|Dr. Ann Bussey in front of the former Club Northwest (2012)|
Location: 217 Northwest 4th Avenue, Portland, Oregon, USA
Most of what I know about Club Northwest comes from a June 2012 "Queer" walking tour of Portland, Oregon.
This is what we're told of Club Northwest:
Ann Mussey, a professor of women, gender and sexuality studies at Portland State University, spoke about the history of lesbians in Portland. When Club Northwest became Magic Gardens, Mussey said, lesbians congregated at the Rising Moon on Burnside. “The lesbian community could never support more than one bar at a time,” she said. Because of persistent income inequality, she said, “men have more money to spend on entertainment. There’s also a history of public culture for men that only recently developed for women.” The lesbian scene, she said, had multiple centers, with house parties, book stores, and sports fields playing a role. “If you want to talk about lesbian history,” Mussey said, “it’s not in a location.”
Well, this is true as far as it goes. But apart from the obvious fact of persistent income inequality, Mussey says little here about how or why lesbians have trouble holding on to their own territory. True, "lesbian space" is generally not in a single, identifiable, permanent location. It floats, it moves, it shifts. Yup, true enough. Unfortunately, this observation is typically left in the form of an observation. Or it's claimed--with no real evidence--that "floating" space is some sort of innate lesbian preference. Very seldom do we see a political analysis of why this is so, as to why lesbians--and women in general--face real and genuine barriers when it comes to owning, managing, and maintaining public space by women and for women. And that these barriers persist with a remarkable consistency across time and geography under conditions of male domination.
|Magic Garden - Portland, Oregon|
But none of this ever gets brought up within a GLBT context.

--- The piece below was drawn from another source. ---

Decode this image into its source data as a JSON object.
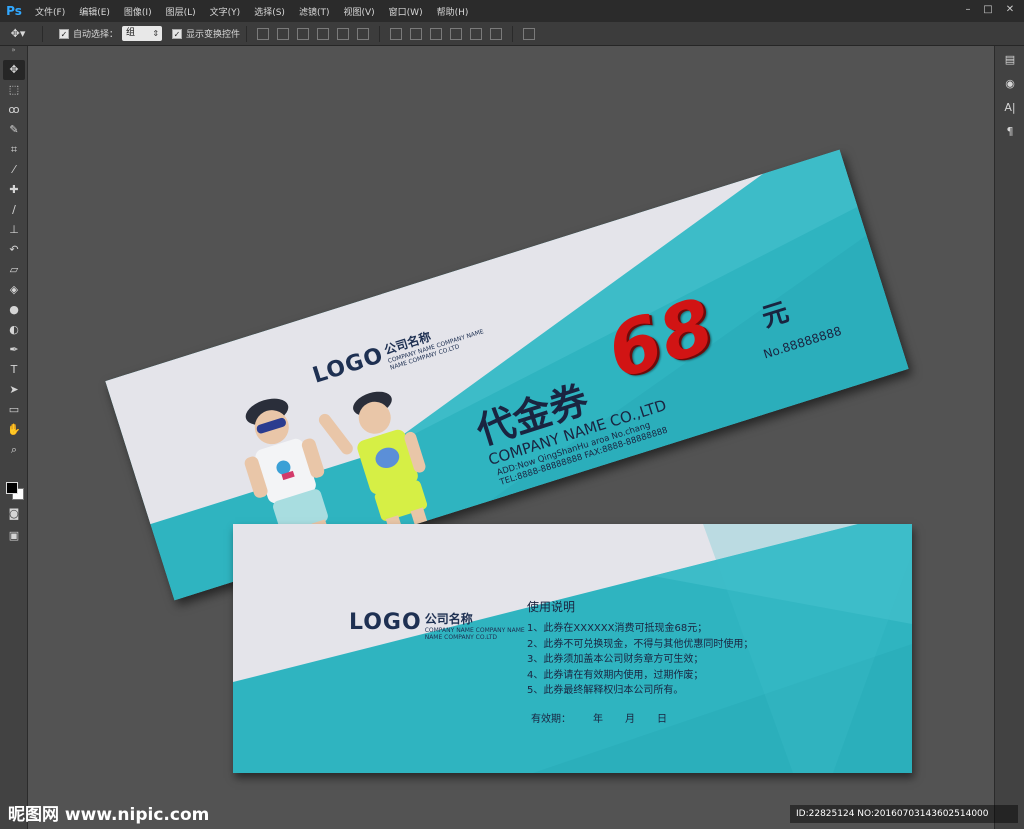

In fact, you typically have to patiently listen for a very long to find out anything about lesbian history in a GLBT history tour. (This was true of the one I went on last fall as well. When I brought up some specific former lesbian bars in Kansas City, the tour guide, who was "generally" quite knowledgeable, didn't even know where they were located.)
If you go to the link above regarding this walking tour, you'll find one paragraph on lesbian space. One paragraph. Buried about two-thirds of the way down. The rest of the writing is concerned with males--gay men, drag queens, and cross-dressers. But you probably knew that....